During Winter in the Northern Hemisphere light levels drop drastically. For a full explanation of why this causes Seasonal Affective Disorder in some people I recommend the MIND website, but put simply when you get enough natural sunlight your brain produces normal amounts of two important chemicals; melatonin which regulates sleep, and serotonin which regulates mood. People with SAD produce too much melatonin in Winter and too little serotonin, so you end up feeling more tired and having a lower mood. As you can imagine, these two effects do not help each other out!
Since lack of sunlight causes SAD, getting enough beneficial light is the first thing I want to discuss in these posts as I believe it’s the key to beating SAD. Ordinary lighting at home and work isn’t anywhere near bright enough to make a difference so to get enough light you need to do two things on a daily basis:

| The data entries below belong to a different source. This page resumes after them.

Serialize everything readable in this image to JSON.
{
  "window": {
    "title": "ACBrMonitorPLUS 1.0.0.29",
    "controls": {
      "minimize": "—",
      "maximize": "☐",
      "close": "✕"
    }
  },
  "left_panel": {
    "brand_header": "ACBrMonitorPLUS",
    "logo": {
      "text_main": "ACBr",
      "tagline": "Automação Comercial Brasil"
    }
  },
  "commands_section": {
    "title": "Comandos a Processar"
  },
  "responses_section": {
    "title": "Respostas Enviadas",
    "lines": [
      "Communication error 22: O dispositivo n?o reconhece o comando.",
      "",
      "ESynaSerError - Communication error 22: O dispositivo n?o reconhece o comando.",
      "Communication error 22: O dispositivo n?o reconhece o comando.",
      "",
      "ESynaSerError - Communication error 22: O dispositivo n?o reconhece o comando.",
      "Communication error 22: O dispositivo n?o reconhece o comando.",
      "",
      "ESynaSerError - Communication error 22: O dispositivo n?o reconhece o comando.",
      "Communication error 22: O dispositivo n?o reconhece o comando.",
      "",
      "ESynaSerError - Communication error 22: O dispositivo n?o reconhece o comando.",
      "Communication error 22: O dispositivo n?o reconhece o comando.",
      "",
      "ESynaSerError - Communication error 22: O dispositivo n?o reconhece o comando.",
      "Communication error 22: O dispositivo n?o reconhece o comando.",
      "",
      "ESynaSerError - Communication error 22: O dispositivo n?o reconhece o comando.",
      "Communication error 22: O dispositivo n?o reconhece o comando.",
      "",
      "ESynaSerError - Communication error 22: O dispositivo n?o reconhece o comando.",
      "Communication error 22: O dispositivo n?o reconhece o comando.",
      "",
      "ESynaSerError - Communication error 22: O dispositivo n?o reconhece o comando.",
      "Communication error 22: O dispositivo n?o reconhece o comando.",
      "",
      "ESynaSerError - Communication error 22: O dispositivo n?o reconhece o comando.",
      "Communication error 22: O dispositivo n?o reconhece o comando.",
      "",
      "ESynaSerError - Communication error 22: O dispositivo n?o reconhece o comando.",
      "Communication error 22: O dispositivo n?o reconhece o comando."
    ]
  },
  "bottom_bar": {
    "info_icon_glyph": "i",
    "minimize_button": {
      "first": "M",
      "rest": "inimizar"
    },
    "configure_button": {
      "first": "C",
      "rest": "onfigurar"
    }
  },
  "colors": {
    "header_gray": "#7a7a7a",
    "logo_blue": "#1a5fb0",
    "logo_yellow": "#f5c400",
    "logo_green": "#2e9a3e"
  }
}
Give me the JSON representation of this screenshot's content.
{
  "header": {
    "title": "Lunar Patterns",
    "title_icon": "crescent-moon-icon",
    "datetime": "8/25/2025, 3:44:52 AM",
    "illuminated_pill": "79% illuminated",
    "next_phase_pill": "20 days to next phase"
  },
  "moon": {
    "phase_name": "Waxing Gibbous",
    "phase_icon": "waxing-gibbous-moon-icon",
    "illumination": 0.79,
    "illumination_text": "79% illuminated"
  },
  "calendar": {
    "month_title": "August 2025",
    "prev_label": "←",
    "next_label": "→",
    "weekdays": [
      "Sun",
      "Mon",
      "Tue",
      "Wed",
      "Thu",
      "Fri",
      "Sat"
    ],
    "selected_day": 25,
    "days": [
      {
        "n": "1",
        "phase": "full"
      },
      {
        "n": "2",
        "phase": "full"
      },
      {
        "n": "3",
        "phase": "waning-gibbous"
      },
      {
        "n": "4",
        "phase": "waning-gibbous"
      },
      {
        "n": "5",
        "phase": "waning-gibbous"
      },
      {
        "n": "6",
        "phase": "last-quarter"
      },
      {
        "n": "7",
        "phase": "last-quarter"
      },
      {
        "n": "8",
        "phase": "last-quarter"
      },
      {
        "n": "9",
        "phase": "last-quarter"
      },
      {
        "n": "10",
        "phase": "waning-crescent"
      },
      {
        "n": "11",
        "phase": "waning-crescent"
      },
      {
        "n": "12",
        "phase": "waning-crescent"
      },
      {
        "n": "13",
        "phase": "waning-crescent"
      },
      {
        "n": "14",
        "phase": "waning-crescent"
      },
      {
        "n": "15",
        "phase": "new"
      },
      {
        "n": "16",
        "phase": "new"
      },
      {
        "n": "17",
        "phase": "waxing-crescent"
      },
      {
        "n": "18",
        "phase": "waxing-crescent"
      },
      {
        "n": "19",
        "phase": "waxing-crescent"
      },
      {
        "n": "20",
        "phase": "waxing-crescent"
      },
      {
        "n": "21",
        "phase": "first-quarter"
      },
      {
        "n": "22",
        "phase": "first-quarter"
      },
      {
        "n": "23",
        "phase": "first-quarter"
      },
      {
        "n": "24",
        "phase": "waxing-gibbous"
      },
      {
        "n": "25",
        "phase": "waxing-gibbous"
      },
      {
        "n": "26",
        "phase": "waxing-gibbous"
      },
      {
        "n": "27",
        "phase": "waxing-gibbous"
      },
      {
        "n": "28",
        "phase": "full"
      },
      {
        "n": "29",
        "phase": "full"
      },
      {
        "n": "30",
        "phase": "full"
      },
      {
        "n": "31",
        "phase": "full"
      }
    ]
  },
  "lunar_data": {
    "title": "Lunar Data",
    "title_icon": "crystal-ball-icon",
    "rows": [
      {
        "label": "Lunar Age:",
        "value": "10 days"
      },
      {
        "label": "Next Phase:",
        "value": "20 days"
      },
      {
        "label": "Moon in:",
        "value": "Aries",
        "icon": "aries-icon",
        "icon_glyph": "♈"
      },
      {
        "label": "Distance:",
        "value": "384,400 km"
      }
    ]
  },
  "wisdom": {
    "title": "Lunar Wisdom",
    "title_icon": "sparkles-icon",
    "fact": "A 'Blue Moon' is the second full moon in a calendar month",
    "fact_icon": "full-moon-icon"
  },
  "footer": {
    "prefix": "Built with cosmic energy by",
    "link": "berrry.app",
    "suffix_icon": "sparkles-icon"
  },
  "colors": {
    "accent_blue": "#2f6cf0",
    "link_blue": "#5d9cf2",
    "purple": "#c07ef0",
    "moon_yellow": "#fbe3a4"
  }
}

- Go outside, especially in the early afternoon when the sun is at it’s brightest. Not only will you get sunlight, going for a gentle stroll on your lunch break will give you more energy and a change of scene.
- Invest in a daylight lamp: Underlined and in bold because this is the single most important thing you can do to alleviate SAD. Daylight lamps are designed to replicate the brightness of sunlight, so using one for around 2 – 3 hours a day (depending on how bright that particular lamp is) should help you feel much better very quickly, as long as you use it properly at the right time. The really good ones get quite expensive, from £100 upwards, but I’ve got this one which cost me £50 and helped a lot last year, although I did have to sit very close to it to get the benefit. I’m considering getting a larger one this year if I can find a good quality one in my price range; if I do I’ll write a review of it on this blog. Some online shops rent out light boxes by the month so you could always rent one for a month and see if it helps before you commit to buying one. This shop hires them although having never had any dealings with them I don’t know if they’re any good.
If you do buy or rent a lamp be sure to find out how bright it is and how close to it you’d need to sit to get the benefit. Light is measured in lux; a good daylight lamp should give out 10,000 lux or higher. www.sad .org.uk have a useful buying guide and a list of recommended manufacturers that I’m using to find a new lamp so have a look at that before you buy one to make sure you're getting the most effective lamp you can.
A daylight lamp can also be used at times other than Winter if you find you experience SAD when the weather’s particularly dull. SAD tends to be at it’s worse between December and February but can last from September to April; I tend to need my light box from late October to early March. It feels odd at first to sit in the glow of a little box but after a couple of days it becomes habit and a normal part of my Winter routine, although sometimes my husband has to bully me into using it because I start the season in denial that it's Winter yet!
Tomorrow I'm going to write about formulating your cunning plan of attack on SAD this year and how you can plan ahead.